■ **Description of the task**
Answer with a single number: how many lines in the listing below include "gmail"?

☆ ☆ ☆

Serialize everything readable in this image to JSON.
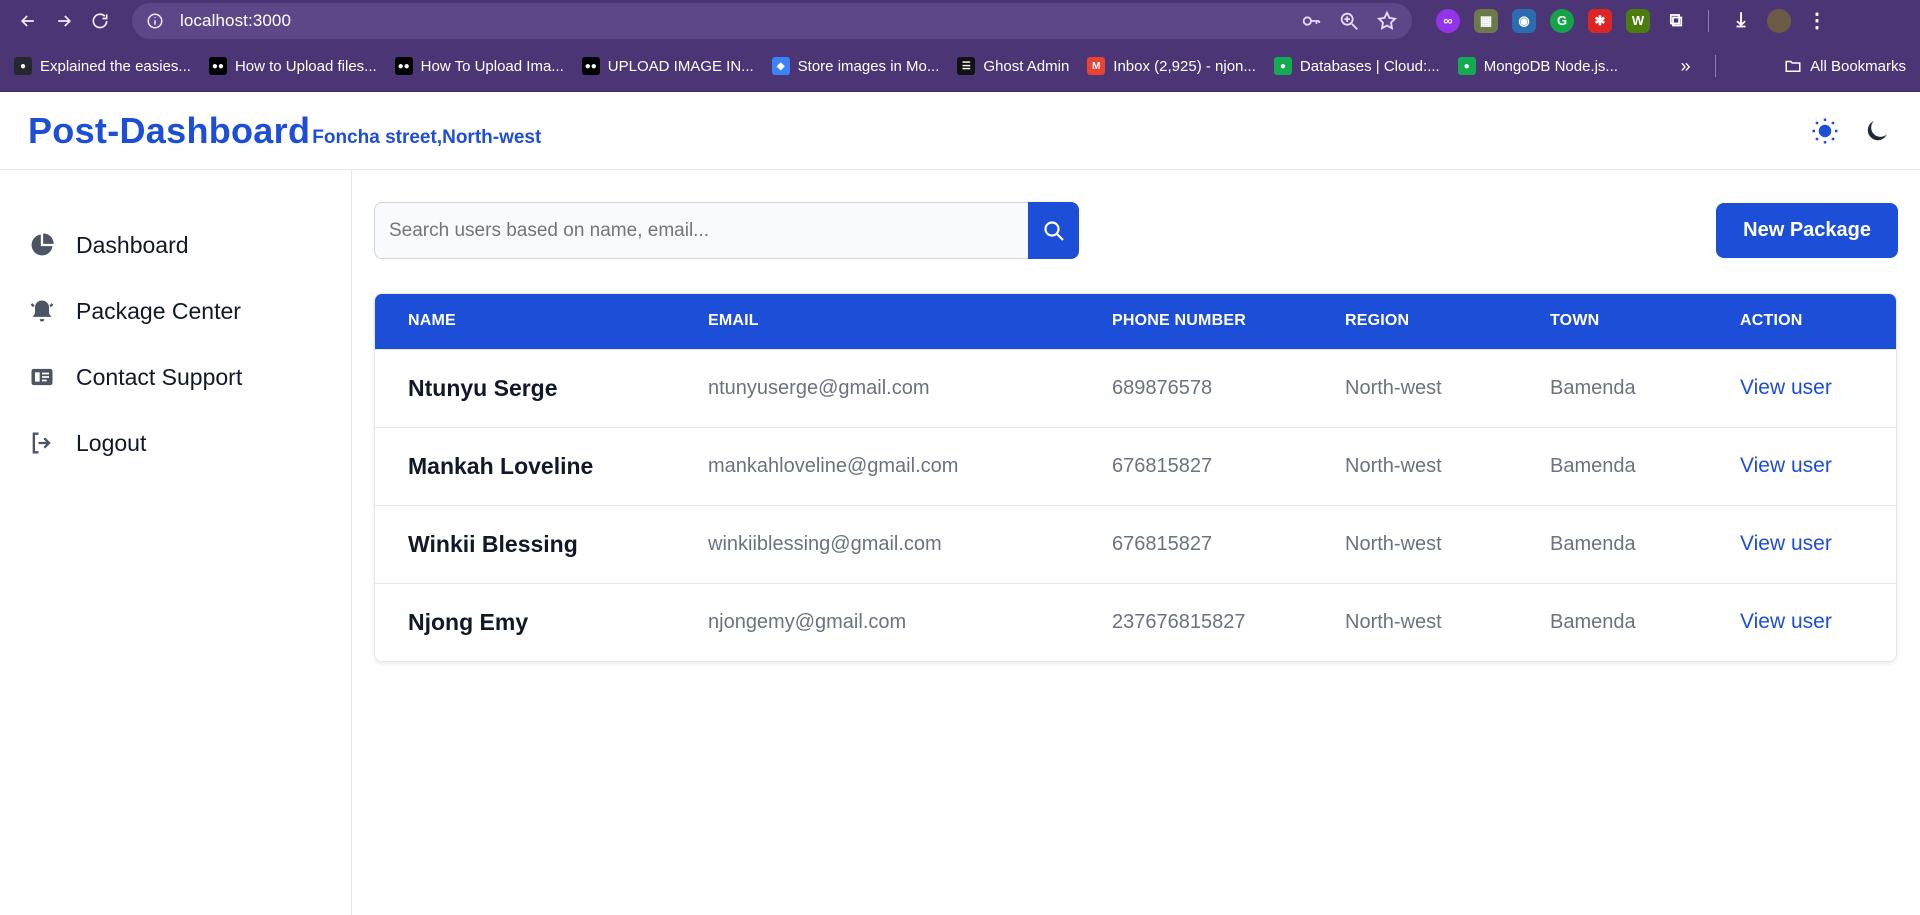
{
  "browser": {
    "url": "localhost:3000",
    "bookmarks": [
      {
        "label": "Explained the easies...",
        "icon": "github-icon",
        "color": "#24292f"
      },
      {
        "label": "How to Upload files...",
        "icon": "medium-icon",
        "color": "#000000"
      },
      {
        "label": "How To Upload Ima...",
        "icon": "medium-icon",
        "color": "#000000"
      },
      {
        "label": "UPLOAD IMAGE IN...",
        "icon": "medium-icon",
        "color": "#000000"
      },
      {
        "label": "Store images in Mo...",
        "icon": "diamond-icon",
        "color": "#3b82f6"
      },
      {
        "label": "Ghost Admin",
        "icon": "ghost-icon",
        "color": "#111111"
      },
      {
        "label": "Inbox (2,925) - njon...",
        "icon": "gmail-icon",
        "color": "#ea4335"
      },
      {
        "label": "Databases | Cloud:...",
        "icon": "mongodb-icon",
        "color": "#13aa52"
      },
      {
        "label": "MongoDB Node.js...",
        "icon": "mongodb-icon",
        "color": "#13aa52"
      }
    ],
    "all_bookmarks": "All Bookmarks"
  },
  "header": {
    "title": "Post-Dashboard",
    "subtitle": "Foncha street,North-west",
    "light_icon": "sun-icon",
    "dark_icon": "moon-icon"
  },
  "sidebar": {
    "items": [
      {
        "label": "Dashboard",
        "icon": "pie-chart-icon"
      },
      {
        "label": "Package Center",
        "icon": "bell-icon"
      },
      {
        "label": "Contact Support",
        "icon": "contact-card-icon"
      },
      {
        "label": "Logout",
        "icon": "logout-icon"
      }
    ]
  },
  "search": {
    "placeholder": "Search users based on name, email..."
  },
  "toolbar": {
    "new_package_label": "New Package"
  },
  "table": {
    "columns": [
      "NAME",
      "EMAIL",
      "PHONE NUMBER",
      "REGION",
      "TOWN",
      "ACTION"
    ],
    "rows": [
      [
        "Ntunyu Serge",
        "ntunyuserge@gmail.com",
        "689876578",
        "North-west",
        "Bamenda",
        "View user"
      ],
      [
        "Mankah Loveline",
        "mankahloveline@gmail.com",
        "676815827",
        "North-west",
        "Bamenda",
        "View user"
      ],
      [
        "Winkii Blessing",
        "winkiiblessing@gmail.com",
        "676815827",
        "North-west",
        "Bamenda",
        "View user"
      ],
      [
        "Njong Emy",
        "njongemy@gmail.com",
        "237676815827",
        "North-west",
        "Bamenda",
        "View user"
      ]
    ]
  },
  "colors": {
    "browser_frame": "#4c3575",
    "accent": "#1d4ed8"
  }
}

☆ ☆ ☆

■ **Written solution**
5